__YOUR OBJECTIVE__.
Search the material below for "screenshot" and copy every line where it occurs.

__LISTED ENTRIES__.
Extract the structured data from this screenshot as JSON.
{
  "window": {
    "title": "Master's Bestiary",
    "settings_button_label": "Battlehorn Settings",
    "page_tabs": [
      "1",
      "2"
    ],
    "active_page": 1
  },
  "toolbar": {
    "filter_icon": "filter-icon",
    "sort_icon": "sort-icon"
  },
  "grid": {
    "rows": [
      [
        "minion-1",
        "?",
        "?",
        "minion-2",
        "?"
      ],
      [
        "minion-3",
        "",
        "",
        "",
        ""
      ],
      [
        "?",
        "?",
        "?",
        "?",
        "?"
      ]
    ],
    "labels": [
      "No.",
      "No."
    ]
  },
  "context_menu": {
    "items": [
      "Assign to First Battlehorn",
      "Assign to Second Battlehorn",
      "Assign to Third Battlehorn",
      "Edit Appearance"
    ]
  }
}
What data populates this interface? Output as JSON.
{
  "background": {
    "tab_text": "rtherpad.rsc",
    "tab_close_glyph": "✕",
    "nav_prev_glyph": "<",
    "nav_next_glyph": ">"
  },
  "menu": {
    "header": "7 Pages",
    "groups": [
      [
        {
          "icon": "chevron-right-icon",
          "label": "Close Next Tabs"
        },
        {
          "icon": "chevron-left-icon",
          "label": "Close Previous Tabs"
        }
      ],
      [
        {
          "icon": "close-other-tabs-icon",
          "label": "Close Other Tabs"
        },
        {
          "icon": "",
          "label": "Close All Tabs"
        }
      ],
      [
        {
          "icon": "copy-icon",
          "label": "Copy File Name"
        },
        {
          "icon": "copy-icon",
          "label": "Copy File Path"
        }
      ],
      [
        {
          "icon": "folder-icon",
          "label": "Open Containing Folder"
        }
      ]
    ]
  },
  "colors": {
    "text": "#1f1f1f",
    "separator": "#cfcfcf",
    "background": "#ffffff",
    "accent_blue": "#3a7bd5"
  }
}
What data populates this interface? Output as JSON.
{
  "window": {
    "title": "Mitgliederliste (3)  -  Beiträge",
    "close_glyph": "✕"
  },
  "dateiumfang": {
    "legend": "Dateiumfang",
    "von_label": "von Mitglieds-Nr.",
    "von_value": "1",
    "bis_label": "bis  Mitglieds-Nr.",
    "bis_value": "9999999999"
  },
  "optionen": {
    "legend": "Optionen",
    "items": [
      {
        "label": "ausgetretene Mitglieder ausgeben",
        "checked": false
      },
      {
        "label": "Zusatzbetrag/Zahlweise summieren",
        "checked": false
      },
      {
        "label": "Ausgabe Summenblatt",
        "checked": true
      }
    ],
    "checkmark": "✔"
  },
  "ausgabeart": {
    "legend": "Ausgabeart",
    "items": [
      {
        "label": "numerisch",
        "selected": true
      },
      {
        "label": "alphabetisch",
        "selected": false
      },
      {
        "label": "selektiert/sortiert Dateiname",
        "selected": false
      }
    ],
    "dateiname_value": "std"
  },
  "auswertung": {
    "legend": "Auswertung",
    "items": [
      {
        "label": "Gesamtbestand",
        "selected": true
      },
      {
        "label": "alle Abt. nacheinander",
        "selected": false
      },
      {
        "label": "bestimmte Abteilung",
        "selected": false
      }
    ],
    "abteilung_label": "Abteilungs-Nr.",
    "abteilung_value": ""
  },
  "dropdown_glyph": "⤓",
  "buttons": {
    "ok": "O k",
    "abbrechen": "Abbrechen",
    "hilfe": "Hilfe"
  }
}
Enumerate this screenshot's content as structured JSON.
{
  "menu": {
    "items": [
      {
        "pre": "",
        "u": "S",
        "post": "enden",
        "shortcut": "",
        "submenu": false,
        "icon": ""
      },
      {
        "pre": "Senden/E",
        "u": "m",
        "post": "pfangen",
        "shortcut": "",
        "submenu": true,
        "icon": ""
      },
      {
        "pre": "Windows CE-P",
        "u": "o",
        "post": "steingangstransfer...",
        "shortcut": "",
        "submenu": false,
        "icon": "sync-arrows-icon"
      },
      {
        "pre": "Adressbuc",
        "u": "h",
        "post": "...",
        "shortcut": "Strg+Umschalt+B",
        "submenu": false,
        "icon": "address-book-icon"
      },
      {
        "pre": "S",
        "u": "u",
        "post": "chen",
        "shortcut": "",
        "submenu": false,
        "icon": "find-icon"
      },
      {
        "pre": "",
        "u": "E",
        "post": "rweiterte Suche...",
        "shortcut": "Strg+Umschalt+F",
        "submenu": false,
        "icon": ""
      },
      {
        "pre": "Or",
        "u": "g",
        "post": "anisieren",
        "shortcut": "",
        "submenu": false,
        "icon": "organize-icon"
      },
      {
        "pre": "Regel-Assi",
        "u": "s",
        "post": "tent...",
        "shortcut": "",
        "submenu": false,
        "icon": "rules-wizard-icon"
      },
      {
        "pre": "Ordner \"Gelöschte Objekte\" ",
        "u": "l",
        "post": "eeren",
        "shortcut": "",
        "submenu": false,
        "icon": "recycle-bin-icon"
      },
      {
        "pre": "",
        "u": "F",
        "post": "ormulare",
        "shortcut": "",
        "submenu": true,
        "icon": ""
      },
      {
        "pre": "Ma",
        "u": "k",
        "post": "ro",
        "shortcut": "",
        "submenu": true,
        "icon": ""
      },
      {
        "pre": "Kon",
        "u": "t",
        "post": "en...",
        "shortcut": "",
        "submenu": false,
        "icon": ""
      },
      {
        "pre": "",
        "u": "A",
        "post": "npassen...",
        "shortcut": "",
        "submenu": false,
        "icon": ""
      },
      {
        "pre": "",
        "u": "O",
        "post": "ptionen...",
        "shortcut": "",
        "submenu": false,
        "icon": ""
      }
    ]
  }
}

__SOLVED EXERCISE__.
Extract the structured data from this screenshot as JSON.
Enumerate this screenshot's content as structured JSON.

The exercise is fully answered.